[Data shown — start]

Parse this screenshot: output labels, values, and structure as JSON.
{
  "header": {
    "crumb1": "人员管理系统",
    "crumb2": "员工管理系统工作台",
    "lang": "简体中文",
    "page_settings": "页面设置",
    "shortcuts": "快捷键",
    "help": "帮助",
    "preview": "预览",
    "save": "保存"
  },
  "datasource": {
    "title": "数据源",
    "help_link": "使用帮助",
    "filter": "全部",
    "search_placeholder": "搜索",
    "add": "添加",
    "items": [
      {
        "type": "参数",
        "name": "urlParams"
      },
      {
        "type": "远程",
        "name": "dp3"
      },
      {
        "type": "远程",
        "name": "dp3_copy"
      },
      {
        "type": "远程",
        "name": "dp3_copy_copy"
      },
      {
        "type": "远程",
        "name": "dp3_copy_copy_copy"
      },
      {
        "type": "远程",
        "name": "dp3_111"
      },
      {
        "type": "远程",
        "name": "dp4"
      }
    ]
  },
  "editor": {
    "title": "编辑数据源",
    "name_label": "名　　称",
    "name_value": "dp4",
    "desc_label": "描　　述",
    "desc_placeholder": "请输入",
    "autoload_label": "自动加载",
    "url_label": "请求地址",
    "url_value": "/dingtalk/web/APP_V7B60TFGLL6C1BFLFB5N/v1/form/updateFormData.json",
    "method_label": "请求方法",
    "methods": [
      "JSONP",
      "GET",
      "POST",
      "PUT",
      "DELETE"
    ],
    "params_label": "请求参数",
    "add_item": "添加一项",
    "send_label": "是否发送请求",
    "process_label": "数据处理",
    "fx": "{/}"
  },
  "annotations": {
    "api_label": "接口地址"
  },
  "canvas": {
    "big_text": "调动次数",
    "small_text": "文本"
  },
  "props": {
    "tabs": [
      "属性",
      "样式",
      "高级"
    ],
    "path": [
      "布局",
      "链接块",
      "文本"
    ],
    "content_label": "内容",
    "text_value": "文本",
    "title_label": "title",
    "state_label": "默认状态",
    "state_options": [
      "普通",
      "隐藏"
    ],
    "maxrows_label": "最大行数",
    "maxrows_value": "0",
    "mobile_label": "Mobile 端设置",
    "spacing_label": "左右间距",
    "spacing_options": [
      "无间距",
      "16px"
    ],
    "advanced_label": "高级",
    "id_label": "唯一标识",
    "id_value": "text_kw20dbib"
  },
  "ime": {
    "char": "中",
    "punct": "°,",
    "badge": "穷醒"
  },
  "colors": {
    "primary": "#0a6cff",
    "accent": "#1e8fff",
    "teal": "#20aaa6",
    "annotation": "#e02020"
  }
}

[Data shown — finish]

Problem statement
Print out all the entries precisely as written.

Exercise solution
Parse this screenshot: output labels, values, and structure as JSON.
{
  "header": {
    "crumb1": "人员管理系统",
    "crumb2": "员工管理系统工作台",
    "lang": "简体中文",
    "page_settings": "页面设置",
    "shortcuts": "快捷键",
    "help": "帮助",
    "preview": "预览",
    "save": "保存"
  },
  "datasource": {
    "title": "数据源",
    "help_link": "使用帮助",
    "filter": "全部",
    "search_placeholder": "搜索",
    "add": "添加",
    "items": [
      {
        "type": "参数",
        "name": "urlParams"
      },
      {
        "type": "远程",
        "name": "dp3"
      },
      {
        "type": "远程",
        "name": "dp3_copy"
      },
      {
        "type": "远程",
        "name": "dp3_copy_copy"
      },
      {
        "type": "远程",
        "name": "dp3_copy_copy_copy"
      },
      {
        "type": "远程",
        "name": "dp3_111"
      },
      {
        "type": "远程",
        "name": "dp4"
      }
    ]
  },
  "editor": {
    "title": "编辑数据源",
    "name_label": "名　　称",
    "name_value": "dp4",
    "desc_label": "描　　述",
    "desc_placeholder": "请输入",
    "autoload_label": "自动加载",
    "url_label": "请求地址",
    "url_value": "/dingtalk/web/APP_V7B60TFGLL6C1BFLFB5N/v1/form/updateFormData.json",
    "method_label": "请求方法",
    "methods": [
      "JSONP",
      "GET",
      "POST",
      "PUT",
      "DELETE"
    ],
    "params_label": "请求参数",
    "add_item": "添加一项",
    "send_label": "是否发送请求",
    "process_label": "数据处理",
    "fx": "{/}"
  },
  "annotations": {
    "api_label": "接口地址"
  },
  "canvas": {
    "big_text": "调动次数",
    "small_text": "文本"
  },
  "props": {
    "tabs": [
      "属性",
      "样式",
      "高级"
    ],
    "path": [
      "布局",
      "链接块",
      "文本"
    ],
    "content_label": "内容",
    "text_value": "文本",
    "title_label": "title",
    "state_label": "默认状态",
    "state_options": [
      "普通",
      "隐藏"
    ],
    "maxrows_label": "最大行数",
    "maxrows_value": "0",
    "mobile_label": "Mobile 端设置",
    "spacing_label": "左右间距",
    "spacing_options": [
      "无间距",
      "16px"
    ],
    "advanced_label": "高级",
    "id_label": "唯一标识",
    "id_value": "text_kw20dbib"
  },
  "ime": {
    "char": "中",
    "punct": "°,",
    "badge": "穷醒"
  },
  "colors": {
    "primary": "#0a6cff",
    "accent": "#1e8fff",
    "teal": "#20aaa6",
    "annotation": "#e02020"
  }
}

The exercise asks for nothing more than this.